Brina Healey worked at Jack’s Drum Shop from 1971 to 1973.
“There was always a surrealistic metalflake or pearl drum kit in the left window. A lineup of shiny, chrome-plated and slick-looking guitars in the right window. What musically-inclined rocker wouldn’t want to work at Jack’s Drum Shop, a Boston rock institution?
There was us and there was E U Wurlitzer (“Wurley’s”) up the street on the venerable “Piano Row.” Basically, there were only two cool places to be if you were in town as a wannabe, hired gun, local rocker or big gigger: us or them. Now, don’t think I harbor any bitterness toward Wurley’s: I don’t. That’s just the loyalty I felt and the friendly rivalry going on between the two stores.

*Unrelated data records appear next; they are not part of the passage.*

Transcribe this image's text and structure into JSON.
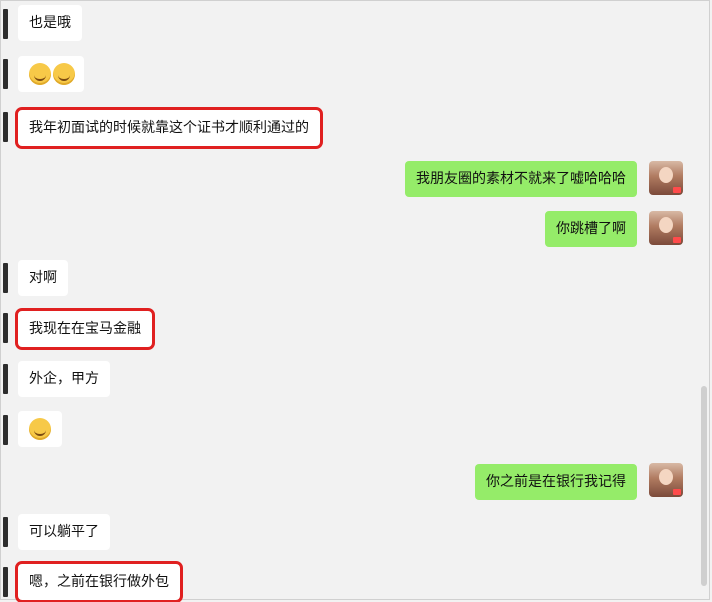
{
  "messages": [
    {
      "side": "left",
      "text": "也是哦",
      "highlighted": false
    },
    {
      "side": "left",
      "text": "",
      "emoji": [
        "grin-tears-emoji",
        "grin-tears-emoji"
      ],
      "highlighted": false
    },
    {
      "side": "left",
      "text": "我年初面试的时候就靠这个证书才顺利通过的",
      "highlighted": true
    },
    {
      "side": "right",
      "text": "我朋友圈的素材不就来了嘘哈哈哈",
      "highlighted": false
    },
    {
      "side": "right",
      "text": "你跳槽了啊",
      "highlighted": false
    },
    {
      "side": "left",
      "text": "对啊",
      "highlighted": false
    },
    {
      "side": "left",
      "text": "我现在在宝马金融",
      "highlighted": true
    },
    {
      "side": "left",
      "text": "外企，甲方",
      "highlighted": false
    },
    {
      "side": "left",
      "text": "",
      "emoji": [
        "hug-emoji"
      ],
      "highlighted": false
    },
    {
      "side": "right",
      "text": "你之前是在银行我记得",
      "highlighted": false
    },
    {
      "side": "left",
      "text": "可以躺平了",
      "highlighted": false
    },
    {
      "side": "left",
      "text": "嗯，之前在银行做外包",
      "highlighted": true
    }
  ],
  "colors": {
    "left_bubble": "#ffffff",
    "right_bubble": "#95ec69",
    "highlight": "#e02020",
    "background": "#f2f2f2"
  }
}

In the fall of 1971 — September I think — there was an Englishman named Jimmy Page leaving Jack’s with a gold-top Les Paul that had just been tweaked by Jeff Baxter (he was not commonly referred to as “Skunk” at that point). But Wurley’s had local rockers Aerosmith and had served The Rolling Stones when they came through town on their 1972 tour.
None of this seemed to faze the owner, Jack Adams. Jack was a local drummer of some notoriety, and later, a manufacturer of drumsticks. Add a retail store and you get a busy guy. Make your own drumsticks, then sell them in your stores. Simple brilliance. Add being the exclusive distributor for Gretsch drums and you’ve got a formula for success. I remember Mr. Adams as a sweet, soft-spoken yet “all-business” type of man. Yet there was always a kind word and warm, sincere smile from him — even to a part-time grunt like me. He kept an office in the brick 252 Boylston Street building overlooking The Public Gardens.
The sales floor was always electric: alive with all kinds of crazy types. From bourbon-belting Jazz types to stoned guitar gods: Jack’s had them all. Glass cases lined the walls: filled with guitars and brass instruments for your approval. Drums slung everywhere. Barely room to hoist a foot up to support a vintage axe as you tried it out on an early Marshall amp. As was the norm, the walls were decorated with cheaply-framed 8 X 10 glossies from ‘whom-evers’ promo packs. All signed: some big names — many of whom were still unknown at the time. I remember plenty of days when many of the hard-partying staff (I was underage at the time) were in sad shape from a previous night of revelry, as the store was located in what was formerly the “Playboy Club” district, with the “Combat Zone” only blocks away and the stripper / transvestite bar “Venus” around the corner in Park Square. All pre-“Four Seasons” hotel and pedestrian mall.
Time takes its toll on everyone and everything. After Jack’s death (circa 1975), moving the business further down Boylston Street to be nearer student musicians may have seemed the thing to do, as Piano Row’s decline was becoming more noticeable with the influx of suburban music stores. Jack’s became more suburban themselves with the opening of their Norwood store and later with their Hyannis branch. In a trip by the Jack’s Boylston Street location last summer, their storefront was now a vacant expanse: up for the next tenant to resume the lease — leaving the legacy of Jack’s to the last vestige on Main Street in Hyannis, MA.
Sad. I miss you, Jack’s Drum Shop and a generation that went with you.”